- DESCRIPTION OF THE TASK
Nothing in the data below may be left out; return all of it exactly.

- INPUT RECORDS
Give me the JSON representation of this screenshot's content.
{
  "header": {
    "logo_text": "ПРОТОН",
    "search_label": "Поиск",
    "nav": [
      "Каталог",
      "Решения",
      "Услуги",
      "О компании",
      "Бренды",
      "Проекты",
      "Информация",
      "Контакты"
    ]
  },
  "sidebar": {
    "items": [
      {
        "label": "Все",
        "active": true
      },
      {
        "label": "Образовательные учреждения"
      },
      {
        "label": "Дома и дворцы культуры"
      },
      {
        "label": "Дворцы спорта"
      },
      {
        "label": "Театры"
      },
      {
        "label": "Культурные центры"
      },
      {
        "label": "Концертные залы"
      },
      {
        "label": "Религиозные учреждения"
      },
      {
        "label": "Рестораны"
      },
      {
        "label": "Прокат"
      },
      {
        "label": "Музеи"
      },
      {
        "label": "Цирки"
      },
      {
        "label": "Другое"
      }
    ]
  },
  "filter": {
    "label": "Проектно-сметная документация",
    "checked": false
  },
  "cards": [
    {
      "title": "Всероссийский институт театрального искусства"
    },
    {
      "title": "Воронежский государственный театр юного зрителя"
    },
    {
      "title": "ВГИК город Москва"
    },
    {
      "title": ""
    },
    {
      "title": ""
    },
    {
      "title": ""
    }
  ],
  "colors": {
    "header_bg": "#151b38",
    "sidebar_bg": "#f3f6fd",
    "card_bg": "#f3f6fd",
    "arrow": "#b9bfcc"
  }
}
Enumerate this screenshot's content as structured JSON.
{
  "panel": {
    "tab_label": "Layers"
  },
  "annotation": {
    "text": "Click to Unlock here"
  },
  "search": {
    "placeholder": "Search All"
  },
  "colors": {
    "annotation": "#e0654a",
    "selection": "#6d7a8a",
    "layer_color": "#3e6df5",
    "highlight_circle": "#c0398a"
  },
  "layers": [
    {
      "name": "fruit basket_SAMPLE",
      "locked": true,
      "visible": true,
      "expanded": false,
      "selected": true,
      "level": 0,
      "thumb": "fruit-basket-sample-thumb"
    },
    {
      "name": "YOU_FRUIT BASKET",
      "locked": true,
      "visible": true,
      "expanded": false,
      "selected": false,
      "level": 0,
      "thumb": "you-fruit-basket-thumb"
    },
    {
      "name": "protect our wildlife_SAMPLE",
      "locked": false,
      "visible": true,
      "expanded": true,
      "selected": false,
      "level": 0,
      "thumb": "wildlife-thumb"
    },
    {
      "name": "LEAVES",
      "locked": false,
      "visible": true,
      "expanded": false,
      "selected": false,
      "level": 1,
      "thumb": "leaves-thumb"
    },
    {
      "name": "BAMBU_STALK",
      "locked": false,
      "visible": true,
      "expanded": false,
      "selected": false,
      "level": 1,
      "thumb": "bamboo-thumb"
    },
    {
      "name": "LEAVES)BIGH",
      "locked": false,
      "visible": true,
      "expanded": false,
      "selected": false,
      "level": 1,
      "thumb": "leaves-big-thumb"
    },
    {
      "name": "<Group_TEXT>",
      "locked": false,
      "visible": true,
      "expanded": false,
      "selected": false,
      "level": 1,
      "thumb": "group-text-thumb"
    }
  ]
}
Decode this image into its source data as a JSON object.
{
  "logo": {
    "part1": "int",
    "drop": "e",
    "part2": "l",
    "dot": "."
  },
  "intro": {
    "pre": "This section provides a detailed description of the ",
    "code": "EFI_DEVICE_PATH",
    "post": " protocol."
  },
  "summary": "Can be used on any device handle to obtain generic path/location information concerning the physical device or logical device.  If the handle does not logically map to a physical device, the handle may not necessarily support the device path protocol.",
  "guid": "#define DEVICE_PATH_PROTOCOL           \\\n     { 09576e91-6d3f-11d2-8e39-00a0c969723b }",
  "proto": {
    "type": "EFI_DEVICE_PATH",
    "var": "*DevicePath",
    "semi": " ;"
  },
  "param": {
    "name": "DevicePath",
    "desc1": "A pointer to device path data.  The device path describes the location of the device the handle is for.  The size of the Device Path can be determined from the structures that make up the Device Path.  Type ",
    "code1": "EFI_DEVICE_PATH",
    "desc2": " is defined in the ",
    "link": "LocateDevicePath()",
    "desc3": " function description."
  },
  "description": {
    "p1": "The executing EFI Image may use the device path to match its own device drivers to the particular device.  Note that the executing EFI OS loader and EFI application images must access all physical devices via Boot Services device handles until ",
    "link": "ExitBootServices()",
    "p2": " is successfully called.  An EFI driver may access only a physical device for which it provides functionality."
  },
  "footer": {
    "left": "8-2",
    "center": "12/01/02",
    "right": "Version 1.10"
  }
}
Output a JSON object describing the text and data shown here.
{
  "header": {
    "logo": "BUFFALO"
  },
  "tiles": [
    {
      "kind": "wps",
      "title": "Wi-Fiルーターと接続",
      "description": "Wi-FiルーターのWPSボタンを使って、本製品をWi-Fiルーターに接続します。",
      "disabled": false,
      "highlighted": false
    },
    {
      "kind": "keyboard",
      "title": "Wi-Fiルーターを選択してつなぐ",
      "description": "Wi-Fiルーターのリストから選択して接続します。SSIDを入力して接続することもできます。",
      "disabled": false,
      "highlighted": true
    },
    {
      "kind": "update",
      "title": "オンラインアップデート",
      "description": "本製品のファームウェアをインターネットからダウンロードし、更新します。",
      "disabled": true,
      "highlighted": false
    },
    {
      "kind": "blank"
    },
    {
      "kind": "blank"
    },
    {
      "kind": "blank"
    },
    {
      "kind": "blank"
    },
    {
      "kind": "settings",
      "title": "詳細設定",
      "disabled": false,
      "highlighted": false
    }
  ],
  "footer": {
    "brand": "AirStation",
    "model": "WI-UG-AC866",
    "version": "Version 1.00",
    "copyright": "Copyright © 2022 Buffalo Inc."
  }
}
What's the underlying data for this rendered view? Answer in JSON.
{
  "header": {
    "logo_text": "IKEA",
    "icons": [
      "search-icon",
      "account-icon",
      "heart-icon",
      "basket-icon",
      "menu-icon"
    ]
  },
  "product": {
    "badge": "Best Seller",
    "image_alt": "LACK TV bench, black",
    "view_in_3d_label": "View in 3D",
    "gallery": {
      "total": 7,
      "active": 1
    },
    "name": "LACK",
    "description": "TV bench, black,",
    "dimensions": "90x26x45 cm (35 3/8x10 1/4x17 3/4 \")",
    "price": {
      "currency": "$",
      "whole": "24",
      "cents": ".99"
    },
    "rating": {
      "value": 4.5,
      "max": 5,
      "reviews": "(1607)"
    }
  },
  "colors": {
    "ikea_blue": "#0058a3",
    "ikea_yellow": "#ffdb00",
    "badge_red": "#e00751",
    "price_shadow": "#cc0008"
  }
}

- YOUR RESPONSE
Give me the JSON representation of this screenshot's content.
{
  "header": {
    "logo_text": "ПРОТОН",
    "search_label": "Поиск",
    "nav": [
      "Каталог",
      "Решения",
      "Услуги",
      "О компании",
      "Бренды",
      "Проекты",
      "Информация",
      "Контакты"
    ]
  },
  "sidebar": {
    "items": [
      {
        "label": "Все",
        "active": true
      },
      {
        "label": "Образовательные учреждения"
      },
      {
        "label": "Дома и дворцы культуры"
      },
      {
        "label": "Дворцы спорта"
      },
      {
        "label": "Театры"
      },
      {
        "label": "Культурные центры"
      },
      {
        "label": "Концертные залы"
      },
      {
        "label": "Религиозные учреждения"
      },
      {
        "label": "Рестораны"
      },
      {
        "label": "Прокат"
      },
      {
        "label": "Музеи"
      },
      {
        "label": "Цирки"
      },
      {
        "label": "Другое"
      }
    ]
  },
  "filter": {
    "label": "Проектно-сметная документация",
    "checked": false
  },
  "cards": [
    {
      "title": "Всероссийский институт театрального искусства"
    },
    {
      "title": "Воронежский государственный театр юного зрителя"
    },
    {
      "title": "ВГИК город Москва"
    },
    {
      "title": ""
    },
    {
      "title": ""
    },
    {
      "title": ""
    }
  ],
  "colors": {
    "header_bg": "#151b38",
    "sidebar_bg": "#f3f6fd",
    "card_bg": "#f3f6fd",
    "arrow": "#b9bfcc"
  }
}
Enumerate this screenshot's content as structured JSON.
{
  "panel": {
    "tab_label": "Layers"
  },
  "annotation": {
    "text": "Click to Unlock here"
  },
  "search": {
    "placeholder": "Search All"
  },
  "colors": {
    "annotation": "#e0654a",
    "selection": "#6d7a8a",
    "layer_color": "#3e6df5",
    "highlight_circle": "#c0398a"
  },
  "layers": [
    {
      "name": "fruit basket_SAMPLE",
      "locked": true,
      "visible": true,
      "expanded": false,
      "selected": true,
      "level": 0,
      "thumb": "fruit-basket-sample-thumb"
    },
    {
      "name": "YOU_FRUIT BASKET",
      "locked": true,
      "visible": true,
      "expanded": false,
      "selected": false,
      "level": 0,
      "thumb": "you-fruit-basket-thumb"
    },
    {
      "name": "protect our wildlife_SAMPLE",
      "locked": false,
      "visible": true,
      "expanded": true,
      "selected": false,
      "level": 0,
      "thumb": "wildlife-thumb"
    },
    {
      "name": "LEAVES",
      "locked": false,
      "visible": true,
      "expanded": false,
      "selected": false,
      "level": 1,
      "thumb": "leaves-thumb"
    },
    {
      "name": "BAMBU_STALK",
      "locked": false,
      "visible": true,
      "expanded": false,
      "selected": false,
      "level": 1,
      "thumb": "bamboo-thumb"
    },
    {
      "name": "LEAVES)BIGH",
      "locked": false,
      "visible": true,
      "expanded": false,
      "selected": false,
      "level": 1,
      "thumb": "leaves-big-thumb"
    },
    {
      "name": "<Group_TEXT>",
      "locked": false,
      "visible": true,
      "expanded": false,
      "selected": false,
      "level": 1,
      "thumb": "group-text-thumb"
    }
  ]
}
Decode this image into its source data as a JSON object.
{
  "logo": {
    "part1": "int",
    "drop": "e",
    "part2": "l",
    "dot": "."
  },
  "intro": {
    "pre": "This section provides a detailed description of the ",
    "code": "EFI_DEVICE_PATH",
    "post": " protocol."
  },
  "summary": "Can be used on any device handle to obtain generic path/location information concerning the physical device or logical device.  If the handle does not logically map to a physical device, the handle may not necessarily support the device path protocol.",
  "guid": "#define DEVICE_PATH_PROTOCOL           \\\n     { 09576e91-6d3f-11d2-8e39-00a0c969723b }",
  "proto": {
    "type": "EFI_DEVICE_PATH",
    "var": "*DevicePath",
    "semi": " ;"
  },
  "param": {
    "name": "DevicePath",
    "desc1": "A pointer to device path data.  The device path describes the location of the device the handle is for.  The size of the Device Path can be determined from the structures that make up the Device Path.  Type ",
    "code1": "EFI_DEVICE_PATH",
    "desc2": " is defined in the ",
    "link": "LocateDevicePath()",
    "desc3": " function description."
  },
  "description": {
    "p1": "The executing EFI Image may use the device path to match its own device drivers to the particular device.  Note that the executing EFI OS loader and EFI application images must access all physical devices via Boot Services device handles until ",
    "link": "ExitBootServices()",
    "p2": " is successfully called.  An EFI driver may access only a physical device for which it provides functionality."
  },
  "footer": {
    "left": "8-2",
    "center": "12/01/02",
    "right": "Version 1.10"
  }
}
Output a JSON object describing the text and data shown here.
{
  "header": {
    "logo": "BUFFALO"
  },
  "tiles": [
    {
      "kind": "wps",
      "title": "Wi-Fiルーターと接続",
      "description": "Wi-FiルーターのWPSボタンを使って、本製品をWi-Fiルーターに接続します。",
      "disabled": false,
      "highlighted": false
    },
    {
      "kind": "keyboard",
      "title": "Wi-Fiルーターを選択してつなぐ",
      "description": "Wi-Fiルーターのリストから選択して接続します。SSIDを入力して接続することもできます。",
      "disabled": false,
      "highlighted": true
    },
    {
      "kind": "update",
      "title": "オンラインアップデート",
      "description": "本製品のファームウェアをインターネットからダウンロードし、更新します。",
      "disabled": true,
      "highlighted": false
    },
    {
      "kind": "blank"
    },
    {
      "kind": "blank"
    },
    {
      "kind": "blank"
    },
    {
      "kind": "blank"
    },
    {
      "kind": "settings",
      "title": "詳細設定",
      "disabled": false,
      "highlighted": false
    }
  ],
  "footer": {
    "brand": "AirStation",
    "model": "WI-UG-AC866",
    "version": "Version 1.00",
    "copyright": "Copyright © 2022 Buffalo Inc."
  }
}
What's the underlying data for this rendered view? Answer in JSON.
{
  "header": {
    "logo_text": "IKEA",
    "icons": [
      "search-icon",
      "account-icon",
      "heart-icon",
      "basket-icon",
      "menu-icon"
    ]
  },
  "product": {
    "badge": "Best Seller",
    "image_alt": "LACK TV bench, black",
    "view_in_3d_label": "View in 3D",
    "gallery": {
      "total": 7,
      "active": 1
    },
    "name": "LACK",
    "description": "TV bench, black,",
    "dimensions": "90x26x45 cm (35 3/8x10 1/4x17 3/4 \")",
    "price": {
      "currency": "$",
      "whole": "24",
      "cents": ".99"
    },
    "rating": {
      "value": 4.5,
      "max": 5,
      "reviews": "(1607)"
    }
  },
  "colors": {
    "ikea_blue": "#0058a3",
    "ikea_yellow": "#ffdb00",
    "badge_red": "#e00751",
    "price_shadow": "#cc0008"
  }
}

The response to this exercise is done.